START DATASET RECORDS

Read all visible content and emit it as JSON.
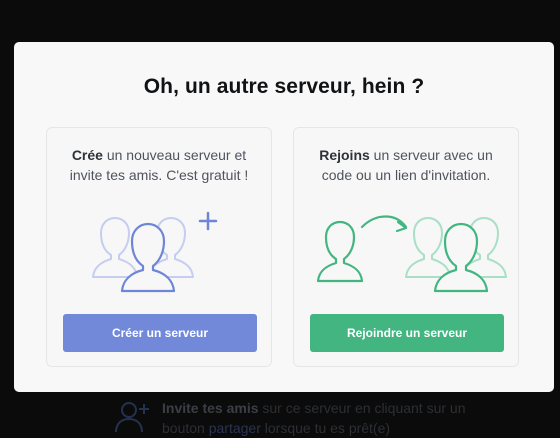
{
  "backdrop": {
    "invite_strong": "Invite tes amis",
    "invite_rest": " sur ce serveur en cliquant sur un",
    "line2_before": "bouton ",
    "line2_link": "partager",
    "line2_after": " lorsque tu es prêt(e)"
  },
  "modal": {
    "title": "Oh, un autre serveur, hein ?",
    "create": {
      "lead": "Crée",
      "text": " un nouveau serveur et invite tes amis. C'est gratuit !",
      "button": "Créer un serveur",
      "icon": "users-plus-icon",
      "color": "#7289da"
    },
    "join": {
      "lead": "Rejoins",
      "text": " un serveur avec un code ou un lien d'invitation.",
      "button": "Rejoindre un serveur",
      "icon": "user-join-group-icon",
      "color": "#43b581"
    }
  }
}
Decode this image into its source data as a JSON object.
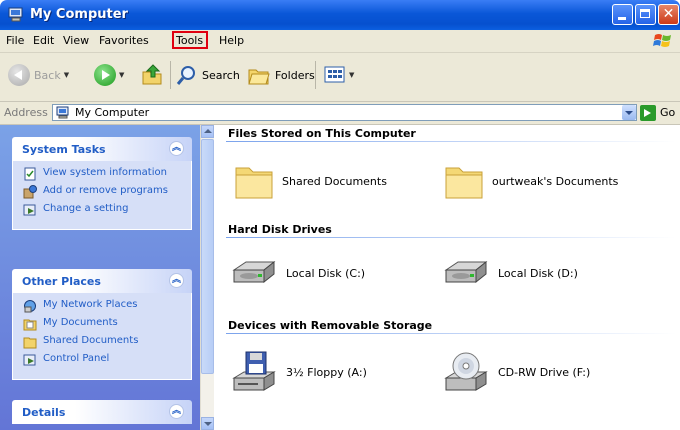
{
  "window": {
    "title": "My Computer"
  },
  "menu": [
    "File",
    "Edit",
    "View",
    "Favorites",
    "Tools",
    "Help"
  ],
  "toolbar": {
    "back": "Back",
    "search": "Search",
    "folders": "Folders"
  },
  "address": {
    "label": "Address",
    "value": "My Computer",
    "go": "Go"
  },
  "sidebar": {
    "system_tasks": {
      "title": "System Tasks",
      "items": [
        "View system information",
        "Add or remove programs",
        "Change a setting"
      ]
    },
    "other_places": {
      "title": "Other Places",
      "items": [
        "My Network Places",
        "My Documents",
        "Shared Documents",
        "Control Panel"
      ]
    },
    "details": {
      "title": "Details"
    }
  },
  "groups": [
    {
      "title": "Files Stored on This Computer",
      "items": [
        "Shared Documents",
        "ourtweak's Documents"
      ]
    },
    {
      "title": "Hard Disk Drives",
      "items": [
        "Local Disk (C:)",
        "Local Disk (D:)"
      ]
    },
    {
      "title": "Devices with Removable Storage",
      "items": [
        "3½ Floppy (A:)",
        "CD-RW Drive (F:)"
      ]
    }
  ],
  "icons": [
    "computer-icon",
    "windows-logo-icon",
    "back-icon",
    "forward-icon",
    "up-folder-icon",
    "search-icon",
    "folders-icon",
    "views-icon",
    "go-icon",
    "folder-icon",
    "hard-disk-icon",
    "floppy-drive-icon",
    "cd-drive-icon"
  ],
  "colors": {
    "titlebar": "#0a57d8",
    "task_text": "#215dc6",
    "sidebar_bg": "#7ba2e7",
    "highlight_box": "#e00010"
  }
}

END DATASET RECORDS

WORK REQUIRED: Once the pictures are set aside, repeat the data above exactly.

EXERCISE OUTPUT:
Read all visible content and emit it as JSON.
{
  "backdrop": {
    "invite_strong": "Invite tes amis",
    "invite_rest": " sur ce serveur en cliquant sur un",
    "line2_before": "bouton ",
    "line2_link": "partager",
    "line2_after": " lorsque tu es prêt(e)"
  },
  "modal": {
    "title": "Oh, un autre serveur, hein ?",
    "create": {
      "lead": "Crée",
      "text": " un nouveau serveur et invite tes amis. C'est gratuit !",
      "button": "Créer un serveur",
      "icon": "users-plus-icon",
      "color": "#7289da"
    },
    "join": {
      "lead": "Rejoins",
      "text": " un serveur avec un code ou un lien d'invitation.",
      "button": "Rejoindre un serveur",
      "icon": "user-join-group-icon",
      "color": "#43b581"
    }
  }
}
Decode this image into its source data as a JSON object.
{
  "window": {
    "title": "My Computer"
  },
  "menu": [
    "File",
    "Edit",
    "View",
    "Favorites",
    "Tools",
    "Help"
  ],
  "toolbar": {
    "back": "Back",
    "search": "Search",
    "folders": "Folders"
  },
  "address": {
    "label": "Address",
    "value": "My Computer",
    "go": "Go"
  },
  "sidebar": {
    "system_tasks": {
      "title": "System Tasks",
      "items": [
        "View system information",
        "Add or remove programs",
        "Change a setting"
      ]
    },
    "other_places": {
      "title": "Other Places",
      "items": [
        "My Network Places",
        "My Documents",
        "Shared Documents",
        "Control Panel"
      ]
    },
    "details": {
      "title": "Details"
    }
  },
  "groups": [
    {
      "title": "Files Stored on This Computer",
      "items": [
        "Shared Documents",
        "ourtweak's Documents"
      ]
    },
    {
      "title": "Hard Disk Drives",
      "items": [
        "Local Disk (C:)",
        "Local Disk (D:)"
      ]
    },
    {
      "title": "Devices with Removable Storage",
      "items": [
        "3½ Floppy (A:)",
        "CD-RW Drive (F:)"
      ]
    }
  ],
  "icons": [
    "computer-icon",
    "windows-logo-icon",
    "back-icon",
    "forward-icon",
    "up-folder-icon",
    "search-icon",
    "folders-icon",
    "views-icon",
    "go-icon",
    "folder-icon",
    "hard-disk-icon",
    "floppy-drive-icon",
    "cd-drive-icon"
  ],
  "colors": {
    "titlebar": "#0a57d8",
    "task_text": "#215dc6",
    "sidebar_bg": "#7ba2e7",
    "highlight_box": "#e00010"
  }
}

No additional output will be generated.